Minimalism is a necessary step for any medium. Even if you feel little or no emotional or aesthetic connection to Piet Mondrian’s right angles and primary colors, or to the slow structural burn of a Phillip Glass piece, there’s no denying that those artists are directly confronting some deep, unavoidable issues—How little painting can I do, and have my work still be a painting? How little composing can I do, and have my piece still be music?—in order to get to the heart of why any painting or any piece of music works or doesn’t.
More than that, underlying these experiments is the question of how we quantify painting or composing or development in the first place. What do we even mean when we ask how much painting a painting contains, or how much music a composition contains, or how much gameplay a game contains?
Piet Mondrian actually did quite a lot of painting in order to arrive at his hyper-abstractions, beginning with a naturalistic image of a tree, or maybe a letter of the alphabet, and gradually whittling that image down to what he considered the most abstract form possible. Some of this process involved creating images again and again, each one more minimal than the last, which was a whole bunch of painting in the strictest sense. But Mondrian’s process also involved mathematics and data mapping—activities and disciplines that have always been ancillary to art creation, but were often considered somehow separate from art-making as such.
At its best, then, a Minimalist painting highlights the things a painter does that are not generally recognized as painting, while simultaneously celebrating the beauty and craft behind basic visual units.
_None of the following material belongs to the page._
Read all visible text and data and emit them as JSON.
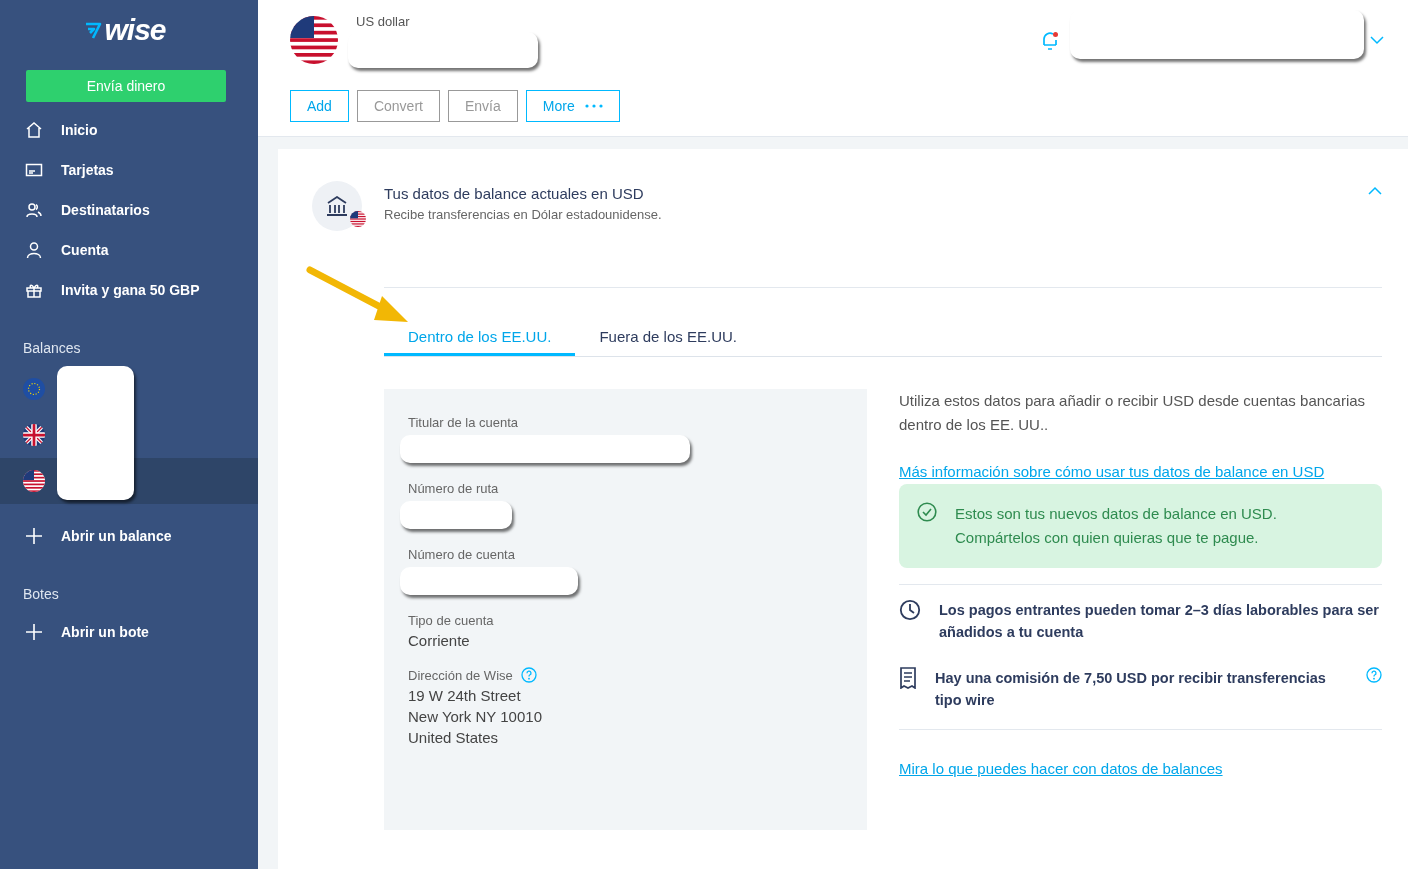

It is an attempt at purity.
I mentioned games, and there is no shortage of pure minimalism in game design: Rod Humble’s The Marriage attempts to convey the dynamics of a long-term romantic relationship purely through gameplay, and is thus minimal both in terms of mechanics and, especially and pointedly, in terms of audiovisual aesthetics. Petri Purho’s 4 Minutes and 33 Seconds of Uniqueness (above) does away with audiovisuals almost completely, and also manages to eliminate player input without eschewing win conditions; one wins the game by being the only person in the world playing it for four minutes and thirty-three continuous seconds (in reference to John Cage, har har), with one’s progress represented by a white bar slowly creeping across a black screen. Win and you get a white check mark. Lose and the game simply closes.
Needless to say, a great deal of art employs small-m minimalist aims and even techniques without necessarily being big-m Minimalist. I recently got to see an exhibition of Hiroshi Sugimoto’s photographs, and I was knocked out by how he uses the most basic binary oppositions of photography—light and darkness, presence and absence, black and white, focused and unfocused, intelligible and unintelligible—to create something so rich and personal. (The images may not look like much on the Brandhorst website, or on any website for that matter, but do see these pieces in person if you get the chance).
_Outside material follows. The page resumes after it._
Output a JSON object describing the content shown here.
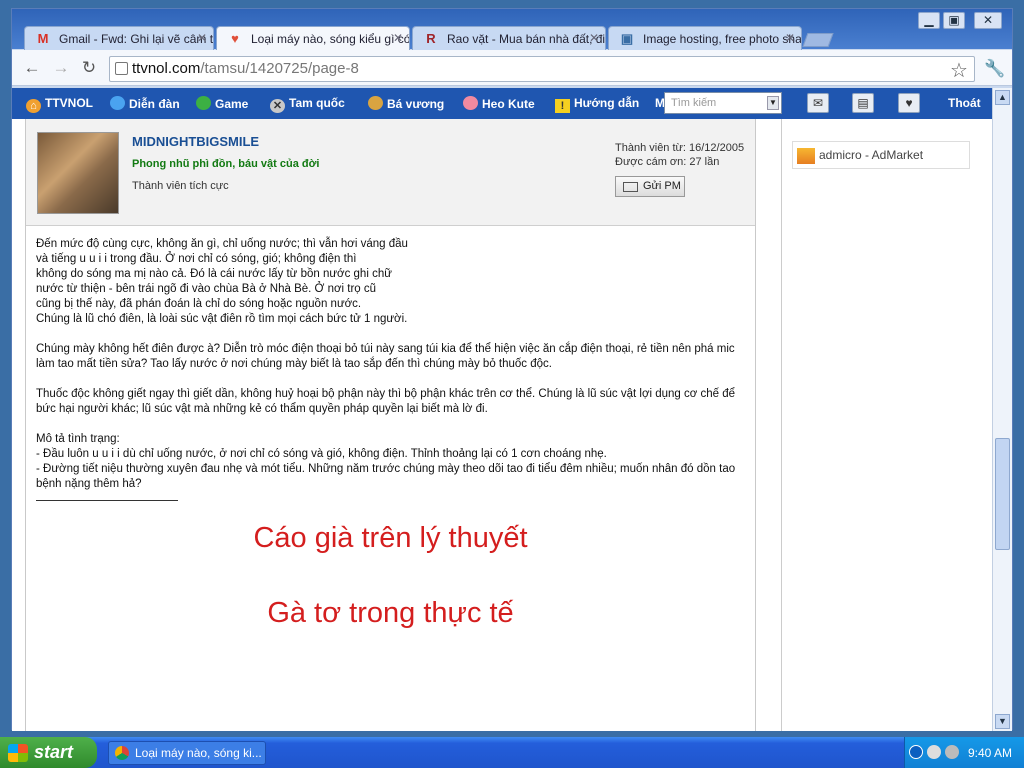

I also recently played Tomorrow Corporation’s eerie, confounding satire-’em-up Little Inferno. From the start of the game until the trippy, disruptive ending (which I won’t spoil), the game takes place on only two screens: a catalog for ordering all manner of consumerist stuff, and a “Little Inferno Entertainment Fireplace” (above) for setting said stuff on fire.
Now, there is money to be managed, and a plot to be sussed out, and a few time-based mechanics borrowed from social games, and bonuses for burning various objects in combination, and the whole thing is not quite as nihilistic and boneheaded as it might appear. But also, at the same time, the whole thing is exactly as nihilistic and boneheaded as it appears. Here minimalism becomes active critique. The question is partially How little gameplay can we offer and still satisfy our players? But equally, the question is How little gameplay can we, or anyone, get away with?
In my next post, I’ll discuss a game that offers a less cynical but equally compelling answer to that question.